Vitamin D is a fat-soluble vitamin found in oily fish and all dairy products. However, it is unlikely that you will be able to consume sufficient vitamin D (400 IU) through diet alone; the main part of the body's supply is formed by the skin's exposure to ultraviolet rays in sunlight (a great excuse to lounge around in the sunshine - sensibly of course!). Vitamin D plays an important part in the maintenance of healthy teeth and bones because it facilitates the absorption of calcium and phosphorus into the body.
What can Vitamin D do for me?
- Keep bones strong and prevent osteoporosis
- Boost the immune system
- Maintain strong muscles and bones
What indicates a deficiency of Vitamin D?
- Poor growth
- Bone deformities (e.g. Rickets/ Osteomalacia)
- Muscle weakness
Who particularly needs Vitamin D?
- Elderly people; they have a reduced ability to produce vitamin D in response to sunlight
- Anyone housebound or institutionalised with a limited exposure to sunlight
- Pregnant/ breastfeeding women
- Vegans; they do not consume any food sources of vitamin D
Foods rich in Vitamin D
|Food||Serving size||Cals||Amount||GDA (%)|
|Tuna||75g||142||175 IU||43 %|
|Sardines||100g||220||272 IU||68 %|
|Salmon||100g||215||360 IU||90 %|

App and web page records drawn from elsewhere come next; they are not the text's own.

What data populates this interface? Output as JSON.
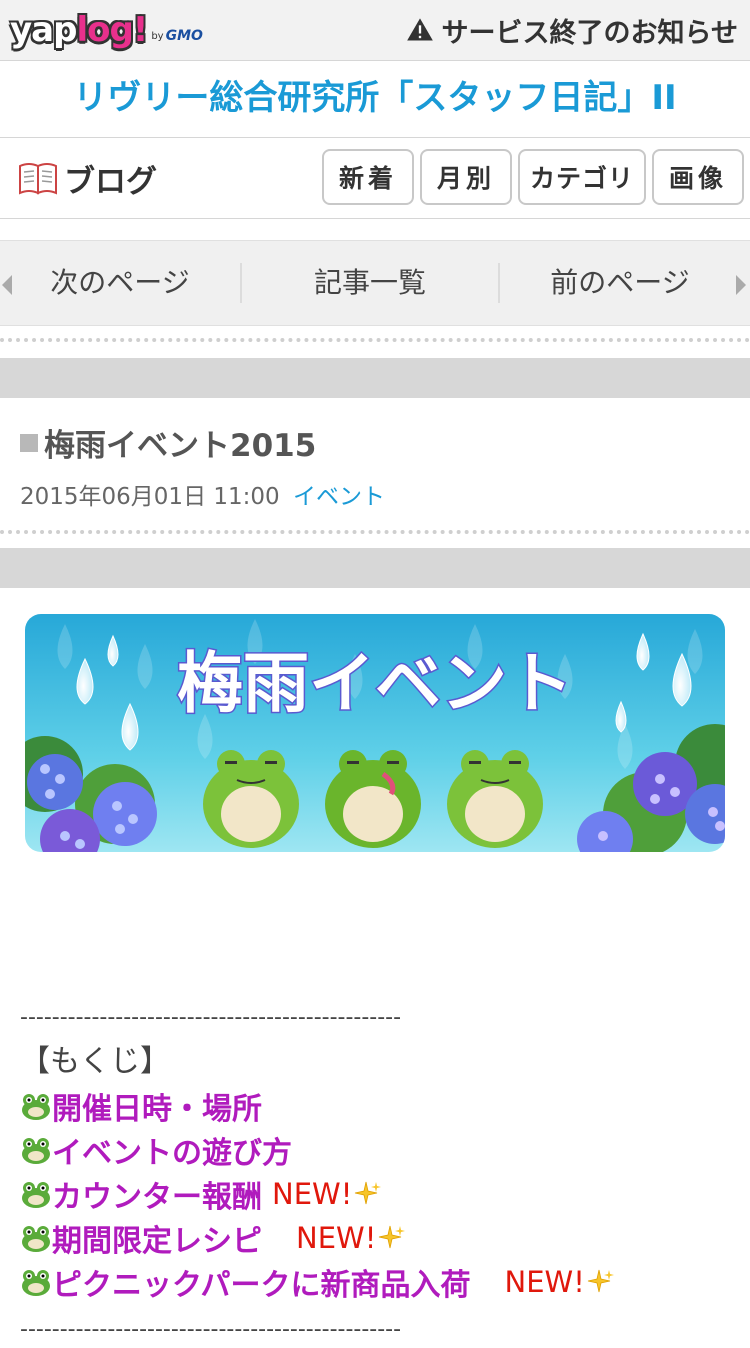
{
  "top_bar": {
    "logo_main": "yaplog!",
    "logo_by": "by",
    "logo_gmo": "GMO",
    "notice": "サービス終了のお知らせ"
  },
  "blog_title": "リヴリー総合研究所「スタッフ日記」II",
  "blog_menu": {
    "label": "ブログ",
    "buttons": [
      "新着",
      "月別",
      "カテゴリ",
      "画像"
    ]
  },
  "pager": {
    "next": "次のページ",
    "list": "記事一覧",
    "prev": "前のページ"
  },
  "entry": {
    "title": "梅雨イベント2015",
    "datetime": "2015年06月01日 11:00",
    "category": "イベント"
  },
  "banner": {
    "text": "梅雨イベント"
  },
  "content": {
    "rule": "------------------------------------------------",
    "toc_heading": "【もくじ】",
    "toc_items": [
      {
        "label": "開催日時・場所",
        "badge": ""
      },
      {
        "label": "イベントの遊び方",
        "badge": ""
      },
      {
        "label": "カウンター報酬",
        "badge": "NEW!"
      },
      {
        "label": "期間限定レシピ",
        "badge": "NEW!"
      },
      {
        "label": "ピクニックパークに新商品入荷",
        "badge": "NEW!"
      }
    ]
  },
  "colors": {
    "accent_blue": "#1a9ad6",
    "toc_purple": "#b01bbd",
    "new_red": "#e0180c"
  },
  "icons": [
    "warning-icon",
    "book-icon",
    "frog-icon",
    "sparkle-icon",
    "arrow-left-icon",
    "arrow-right-icon"
  ]
}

|Mackerel||160g||382||552 IU||138 %|
|Eggs||61g||90||20 IU||6 %|
|Butter||10g||74||5 IU||2 %|